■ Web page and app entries
== Segment start ==

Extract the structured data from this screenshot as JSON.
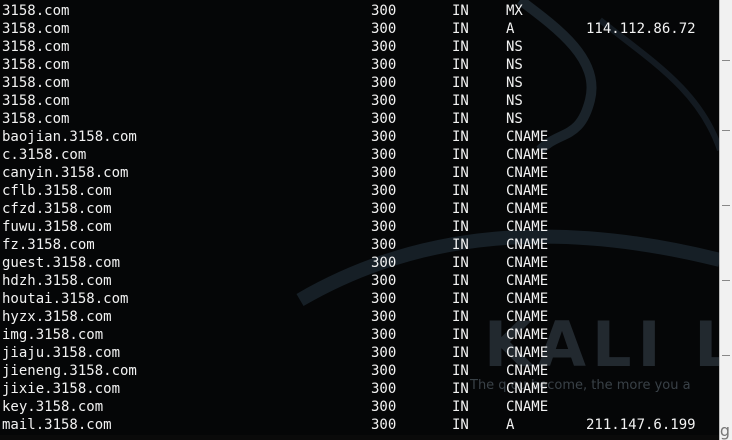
{
  "wallpaper": {
    "brand": "KALI LINU",
    "tagline": "The q      ou become, the more you a"
  },
  "records": [
    {
      "name": "3158.com",
      "ttl": "300",
      "class": "IN",
      "type": "MX",
      "data": ""
    },
    {
      "name": "3158.com",
      "ttl": "300",
      "class": "IN",
      "type": "A",
      "data": "114.112.86.72"
    },
    {
      "name": "3158.com",
      "ttl": "300",
      "class": "IN",
      "type": "NS",
      "data": ""
    },
    {
      "name": "3158.com",
      "ttl": "300",
      "class": "IN",
      "type": "NS",
      "data": ""
    },
    {
      "name": "3158.com",
      "ttl": "300",
      "class": "IN",
      "type": "NS",
      "data": ""
    },
    {
      "name": "3158.com",
      "ttl": "300",
      "class": "IN",
      "type": "NS",
      "data": ""
    },
    {
      "name": "3158.com",
      "ttl": "300",
      "class": "IN",
      "type": "NS",
      "data": ""
    },
    {
      "name": "baojian.3158.com",
      "ttl": "300",
      "class": "IN",
      "type": "CNAME",
      "data": ""
    },
    {
      "name": "c.3158.com",
      "ttl": "300",
      "class": "IN",
      "type": "CNAME",
      "data": ""
    },
    {
      "name": "canyin.3158.com",
      "ttl": "300",
      "class": "IN",
      "type": "CNAME",
      "data": ""
    },
    {
      "name": "cflb.3158.com",
      "ttl": "300",
      "class": "IN",
      "type": "CNAME",
      "data": ""
    },
    {
      "name": "cfzd.3158.com",
      "ttl": "300",
      "class": "IN",
      "type": "CNAME",
      "data": ""
    },
    {
      "name": "fuwu.3158.com",
      "ttl": "300",
      "class": "IN",
      "type": "CNAME",
      "data": ""
    },
    {
      "name": "fz.3158.com",
      "ttl": "300",
      "class": "IN",
      "type": "CNAME",
      "data": ""
    },
    {
      "name": "guest.3158.com",
      "ttl": "300",
      "class": "IN",
      "type": "CNAME",
      "data": ""
    },
    {
      "name": "hdzh.3158.com",
      "ttl": "300",
      "class": "IN",
      "type": "CNAME",
      "data": ""
    },
    {
      "name": "houtai.3158.com",
      "ttl": "300",
      "class": "IN",
      "type": "CNAME",
      "data": ""
    },
    {
      "name": "hyzx.3158.com",
      "ttl": "300",
      "class": "IN",
      "type": "CNAME",
      "data": ""
    },
    {
      "name": "img.3158.com",
      "ttl": "300",
      "class": "IN",
      "type": "CNAME",
      "data": ""
    },
    {
      "name": "jiaju.3158.com",
      "ttl": "300",
      "class": "IN",
      "type": "CNAME",
      "data": ""
    },
    {
      "name": "jieneng.3158.com",
      "ttl": "300",
      "class": "IN",
      "type": "CNAME",
      "data": ""
    },
    {
      "name": "jixie.3158.com",
      "ttl": "300",
      "class": "IN",
      "type": "CNAME",
      "data": ""
    },
    {
      "name": "key.3158.com",
      "ttl": "300",
      "class": "IN",
      "type": "CNAME",
      "data": ""
    },
    {
      "name": "mail.3158.com",
      "ttl": "300",
      "class": "IN",
      "type": "A",
      "data": "211.147.6.199"
    }
  ],
  "tray": {
    "glyph": "g"
  },
  "colors": {
    "terminal_bg": "#050607",
    "text": "#f2f2f2",
    "wallpaper_brand": "#3b4651"
  }
}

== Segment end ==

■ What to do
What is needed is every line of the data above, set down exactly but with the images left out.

■ Your response
Extract the structured data from this screenshot as JSON.
{
  "wallpaper": {
    "brand": "KALI LINU",
    "tagline": "The q      ou become, the more you a"
  },
  "records": [
    {
      "name": "3158.com",
      "ttl": "300",
      "class": "IN",
      "type": "MX",
      "data": ""
    },
    {
      "name": "3158.com",
      "ttl": "300",
      "class": "IN",
      "type": "A",
      "data": "114.112.86.72"
    },
    {
      "name": "3158.com",
      "ttl": "300",
      "class": "IN",
      "type": "NS",
      "data": ""
    },
    {
      "name": "3158.com",
      "ttl": "300",
      "class": "IN",
      "type": "NS",
      "data": ""
    },
    {
      "name": "3158.com",
      "ttl": "300",
      "class": "IN",
      "type": "NS",
      "data": ""
    },
    {
      "name": "3158.com",
      "ttl": "300",
      "class": "IN",
      "type": "NS",
      "data": ""
    },
    {
      "name": "3158.com",
      "ttl": "300",
      "class": "IN",
      "type": "NS",
      "data": ""
    },
    {
      "name": "baojian.3158.com",
      "ttl": "300",
      "class": "IN",
      "type": "CNAME",
      "data": ""
    },
    {
      "name": "c.3158.com",
      "ttl": "300",
      "class": "IN",
      "type": "CNAME",
      "data": ""
    },
    {
      "name": "canyin.3158.com",
      "ttl": "300",
      "class": "IN",
      "type": "CNAME",
      "data": ""
    },
    {
      "name": "cflb.3158.com",
      "ttl": "300",
      "class": "IN",
      "type": "CNAME",
      "data": ""
    },
    {
      "name": "cfzd.3158.com",
      "ttl": "300",
      "class": "IN",
      "type": "CNAME",
      "data": ""
    },
    {
      "name": "fuwu.3158.com",
      "ttl": "300",
      "class": "IN",
      "type": "CNAME",
      "data": ""
    },
    {
      "name": "fz.3158.com",
      "ttl": "300",
      "class": "IN",
      "type": "CNAME",
      "data": ""
    },
    {
      "name": "guest.3158.com",
      "ttl": "300",
      "class": "IN",
      "type": "CNAME",
      "data": ""
    },
    {
      "name": "hdzh.3158.com",
      "ttl": "300",
      "class": "IN",
      "type": "CNAME",
      "data": ""
    },
    {
      "name": "houtai.3158.com",
      "ttl": "300",
      "class": "IN",
      "type": "CNAME",
      "data": ""
    },
    {
      "name": "hyzx.3158.com",
      "ttl": "300",
      "class": "IN",
      "type": "CNAME",
      "data": ""
    },
    {
      "name": "img.3158.com",
      "ttl": "300",
      "class": "IN",
      "type": "CNAME",
      "data": ""
    },
    {
      "name": "jiaju.3158.com",
      "ttl": "300",
      "class": "IN",
      "type": "CNAME",
      "data": ""
    },
    {
      "name": "jieneng.3158.com",
      "ttl": "300",
      "class": "IN",
      "type": "CNAME",
      "data": ""
    },
    {
      "name": "jixie.3158.com",
      "ttl": "300",
      "class": "IN",
      "type": "CNAME",
      "data": ""
    },
    {
      "name": "key.3158.com",
      "ttl": "300",
      "class": "IN",
      "type": "CNAME",
      "data": ""
    },
    {
      "name": "mail.3158.com",
      "ttl": "300",
      "class": "IN",
      "type": "A",
      "data": "211.147.6.199"
    }
  ],
  "tray": {
    "glyph": "g"
  },
  "colors": {
    "terminal_bg": "#050607",
    "text": "#f2f2f2",
    "wallpaper_brand": "#3b4651"
  }
}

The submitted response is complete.